▶ _Exercise requirements_
Report all lines in the records that hold the string "renamed".

▶ _Records for this task_

#####

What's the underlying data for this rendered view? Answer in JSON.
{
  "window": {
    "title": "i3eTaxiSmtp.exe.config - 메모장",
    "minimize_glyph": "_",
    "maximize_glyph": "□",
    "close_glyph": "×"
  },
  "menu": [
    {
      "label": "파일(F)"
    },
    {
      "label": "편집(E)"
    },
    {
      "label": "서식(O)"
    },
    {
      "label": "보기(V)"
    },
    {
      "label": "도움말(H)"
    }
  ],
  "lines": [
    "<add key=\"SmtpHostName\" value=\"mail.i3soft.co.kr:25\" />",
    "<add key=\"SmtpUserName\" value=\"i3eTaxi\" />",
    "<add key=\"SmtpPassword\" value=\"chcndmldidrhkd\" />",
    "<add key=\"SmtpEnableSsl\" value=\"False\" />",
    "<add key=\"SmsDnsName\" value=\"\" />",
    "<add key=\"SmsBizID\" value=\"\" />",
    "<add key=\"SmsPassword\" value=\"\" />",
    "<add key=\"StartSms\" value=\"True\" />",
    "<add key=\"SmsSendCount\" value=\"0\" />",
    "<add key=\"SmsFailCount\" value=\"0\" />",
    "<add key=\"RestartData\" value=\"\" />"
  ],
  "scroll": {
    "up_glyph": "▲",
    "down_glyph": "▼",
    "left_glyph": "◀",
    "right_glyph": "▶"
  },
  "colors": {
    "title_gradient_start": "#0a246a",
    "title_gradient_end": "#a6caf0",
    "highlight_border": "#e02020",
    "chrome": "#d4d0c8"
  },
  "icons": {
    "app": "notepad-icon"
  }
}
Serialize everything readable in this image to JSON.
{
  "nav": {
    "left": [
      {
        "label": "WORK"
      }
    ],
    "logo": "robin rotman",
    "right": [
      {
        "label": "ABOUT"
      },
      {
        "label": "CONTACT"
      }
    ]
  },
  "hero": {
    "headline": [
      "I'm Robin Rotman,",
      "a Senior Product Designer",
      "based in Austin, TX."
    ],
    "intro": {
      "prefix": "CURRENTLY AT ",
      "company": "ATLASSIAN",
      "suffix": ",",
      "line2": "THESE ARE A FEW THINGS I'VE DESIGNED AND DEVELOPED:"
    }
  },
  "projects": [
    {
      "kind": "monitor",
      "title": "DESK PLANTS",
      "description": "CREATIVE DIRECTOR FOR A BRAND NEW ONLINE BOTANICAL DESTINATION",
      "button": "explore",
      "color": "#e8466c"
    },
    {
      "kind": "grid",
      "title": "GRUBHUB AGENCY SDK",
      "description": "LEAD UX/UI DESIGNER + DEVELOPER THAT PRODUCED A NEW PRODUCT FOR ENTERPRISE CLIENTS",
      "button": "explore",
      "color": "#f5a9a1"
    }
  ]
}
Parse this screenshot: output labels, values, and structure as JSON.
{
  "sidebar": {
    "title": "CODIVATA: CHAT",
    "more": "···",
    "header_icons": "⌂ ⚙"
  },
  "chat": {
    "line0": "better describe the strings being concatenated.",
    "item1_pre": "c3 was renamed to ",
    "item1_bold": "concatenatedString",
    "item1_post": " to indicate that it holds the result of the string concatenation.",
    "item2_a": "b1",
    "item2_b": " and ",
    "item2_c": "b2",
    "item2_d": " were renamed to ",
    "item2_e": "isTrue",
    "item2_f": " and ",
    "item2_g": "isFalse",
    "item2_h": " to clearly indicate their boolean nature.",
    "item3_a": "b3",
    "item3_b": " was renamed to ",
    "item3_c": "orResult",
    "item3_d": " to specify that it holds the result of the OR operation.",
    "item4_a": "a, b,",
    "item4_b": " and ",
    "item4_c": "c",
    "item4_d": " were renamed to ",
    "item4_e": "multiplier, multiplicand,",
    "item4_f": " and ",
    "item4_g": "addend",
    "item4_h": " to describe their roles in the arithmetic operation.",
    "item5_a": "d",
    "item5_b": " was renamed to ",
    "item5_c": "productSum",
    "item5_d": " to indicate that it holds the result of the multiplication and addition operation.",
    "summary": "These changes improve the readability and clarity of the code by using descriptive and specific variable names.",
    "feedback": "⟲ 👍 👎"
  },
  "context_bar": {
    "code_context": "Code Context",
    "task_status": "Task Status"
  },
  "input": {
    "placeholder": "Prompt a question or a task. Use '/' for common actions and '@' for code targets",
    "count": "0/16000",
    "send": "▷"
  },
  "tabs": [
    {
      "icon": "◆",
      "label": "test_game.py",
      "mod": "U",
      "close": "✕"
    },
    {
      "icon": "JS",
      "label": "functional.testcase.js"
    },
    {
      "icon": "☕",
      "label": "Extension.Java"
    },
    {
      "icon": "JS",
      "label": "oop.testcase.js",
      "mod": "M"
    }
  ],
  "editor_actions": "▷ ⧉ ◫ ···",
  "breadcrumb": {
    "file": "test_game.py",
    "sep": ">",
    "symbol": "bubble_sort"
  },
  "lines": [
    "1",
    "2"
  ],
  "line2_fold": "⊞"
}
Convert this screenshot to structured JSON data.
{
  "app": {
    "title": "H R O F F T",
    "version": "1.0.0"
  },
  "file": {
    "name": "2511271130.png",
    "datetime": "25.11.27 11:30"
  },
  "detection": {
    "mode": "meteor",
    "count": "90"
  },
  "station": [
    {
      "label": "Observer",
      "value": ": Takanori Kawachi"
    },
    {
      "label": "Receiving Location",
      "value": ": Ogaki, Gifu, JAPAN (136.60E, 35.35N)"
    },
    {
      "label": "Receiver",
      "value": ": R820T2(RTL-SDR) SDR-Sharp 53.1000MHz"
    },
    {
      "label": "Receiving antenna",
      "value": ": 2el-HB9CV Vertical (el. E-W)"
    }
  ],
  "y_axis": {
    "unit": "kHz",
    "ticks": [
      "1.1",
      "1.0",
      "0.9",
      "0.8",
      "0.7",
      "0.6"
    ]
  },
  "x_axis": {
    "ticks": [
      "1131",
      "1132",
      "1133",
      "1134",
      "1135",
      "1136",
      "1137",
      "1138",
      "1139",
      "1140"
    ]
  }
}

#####

▶ _Response to the exercise_
    "item1_pre": "c3 was renamed to ",
    "item2_d": " were renamed to ",
    "item3_b": " was renamed to ",
    "item4_d": " were renamed to ",
    "item5_b": " was renamed to ",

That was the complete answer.